Canal d'Ille et Rance
The Canal d’Ille et Rance runs from the north to the south through Brittany and connects the English Channel to the Atlantic. According to the name the canal links the rivers Rance and Ille. The Rance is running from the center part to the north of Brittany and discharges in the Channel nearby St-Malo. The Ille an the other hand runs from the center part south and discharges at Rennes in the river Villaine which discharges at her turn on the south-coast in The Atlantic.
The canal is constructed as part of a strategic plan for waterways in Brittany from which the Canal de Nantes à Brest was also a part. It made the inland connection of the ports St-Malo, Lorient, Nantes en Brest possible. Because the English made the sea unsafe and blocked the French ports these cities could be supplied by the inland waterways. Though the plans were made in earlier days the charge to construct the Canal d'Ille et Rance was given in 1804 by Napoleon. The canal was put into use in 1832. It is 85 kilometers long and there is a total of 48 locks.
I survey the Canal d’Ille et Rance on a Sunday. I start at St-Germain-sur-Ille and cycle north from there. The locks are small, just 27 meters long and 4,70 meter wide. The gates in the Canal d’Ille et Rance are all made of wood. It is a solid construction of thirty centimeters thick. In St-Germain-sur-Ille there is a workshop where they are made.

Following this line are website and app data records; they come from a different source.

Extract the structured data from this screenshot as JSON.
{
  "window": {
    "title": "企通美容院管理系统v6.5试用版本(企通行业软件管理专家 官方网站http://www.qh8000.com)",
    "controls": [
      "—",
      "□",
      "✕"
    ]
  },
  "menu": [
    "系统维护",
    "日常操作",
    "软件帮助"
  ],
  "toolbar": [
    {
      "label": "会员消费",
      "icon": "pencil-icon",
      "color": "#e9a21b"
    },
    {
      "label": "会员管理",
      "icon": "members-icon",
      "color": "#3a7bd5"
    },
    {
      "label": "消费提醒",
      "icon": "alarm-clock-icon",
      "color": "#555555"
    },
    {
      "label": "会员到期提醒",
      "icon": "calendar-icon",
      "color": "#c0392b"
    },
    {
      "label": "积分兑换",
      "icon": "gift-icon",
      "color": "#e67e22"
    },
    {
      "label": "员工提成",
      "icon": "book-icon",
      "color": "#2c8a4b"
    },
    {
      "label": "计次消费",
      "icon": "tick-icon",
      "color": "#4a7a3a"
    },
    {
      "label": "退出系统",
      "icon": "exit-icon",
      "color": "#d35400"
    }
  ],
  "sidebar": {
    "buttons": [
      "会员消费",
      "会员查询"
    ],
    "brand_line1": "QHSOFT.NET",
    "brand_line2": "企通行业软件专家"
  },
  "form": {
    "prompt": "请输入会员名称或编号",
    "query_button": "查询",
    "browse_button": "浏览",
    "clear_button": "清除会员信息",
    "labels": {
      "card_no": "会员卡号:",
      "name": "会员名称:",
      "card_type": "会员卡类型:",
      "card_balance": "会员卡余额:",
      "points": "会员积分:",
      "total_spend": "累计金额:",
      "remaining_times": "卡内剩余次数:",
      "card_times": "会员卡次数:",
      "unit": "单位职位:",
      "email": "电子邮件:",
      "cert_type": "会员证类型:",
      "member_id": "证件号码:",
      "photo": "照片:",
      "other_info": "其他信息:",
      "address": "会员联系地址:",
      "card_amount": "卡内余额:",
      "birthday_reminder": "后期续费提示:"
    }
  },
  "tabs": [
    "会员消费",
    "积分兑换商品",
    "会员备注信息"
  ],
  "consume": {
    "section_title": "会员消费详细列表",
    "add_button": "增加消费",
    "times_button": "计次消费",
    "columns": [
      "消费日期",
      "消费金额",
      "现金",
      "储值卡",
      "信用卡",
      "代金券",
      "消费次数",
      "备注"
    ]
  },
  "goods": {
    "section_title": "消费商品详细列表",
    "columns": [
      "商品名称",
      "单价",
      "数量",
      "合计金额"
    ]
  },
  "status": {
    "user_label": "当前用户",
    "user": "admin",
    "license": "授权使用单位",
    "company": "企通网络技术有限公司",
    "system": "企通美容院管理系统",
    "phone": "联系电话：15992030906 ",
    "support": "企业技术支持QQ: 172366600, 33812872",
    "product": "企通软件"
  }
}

Every year some are renovated.
It is a sunny day. The weather is very good to make a cycling trip. During the day I will see a lot of French fishing or walking by the water-side.
I pass a sign 'Chapelle de St-Anne des Bateliers' and follow the footpath upward. I arrive in a little chapel which is full with burning candles. I climb further by a winding stairs because I have seen that the chapel tower rises high above the landscape. But I don't arrive in the tower but in a higher situated chapel which can be reached from the other side. I hear a lot of buzzing. I almost appeared in a religious ceremony behind the priest. The altar is empty. When I walk round the chapel I see a lot of people having diner at long tables. That 's where the buzzing came from. They apparently have been part of a religious procession. Against the chapels wall are standing some standards.
I cycle on and see a washing-place close to a lock in St-Médard-sur-l’Ille. The quality of the towpath is varying. Generally the path is good but it isn't always clear which side of the canal is the best to cycle on. Sometimes I discover after some hundreds of meters that the other side is better.
At all locks the lockkeepers houses are still there. They are all occupied. There are some beautiful examples. In Brittany much attention is given to the dressing. There are a lot of flower-boxes.
The railway track which had given the canal a lot of competition, crosses the canal a couple of times.
It is a varying landscape but not very appealing. Sometimes I have a spacious view over the fields on the hills, sometimes I am surrounded by the hills and the plants. When I arrive at the watershed (at 65 meter above sea level), I enter a different world. There is a lot of space around me and a lot of water because of all kinds of reservoirs made for the water supply of the canal. The weather is fine and it 's Sunday so I see a lot of French families picnicking: a table, some chairs and a extensive meal with the whole family on a shady spot with a view on several fishing-rods.
After the watershed with a length of 7 kilometers the staircase of Hédé follows which brings the canal down again. A series of 11 locks within two kilometers takes the canal 27 meter down. It is a fascinating beautiful sight. The locks are all decorated with flowers and on the banks huge chestnut and beech trees are located.
In one of the lockkeepers houses (28 La Madeleine) is an exposition about the canal where I found a book about the Canal d'Ille et Rance.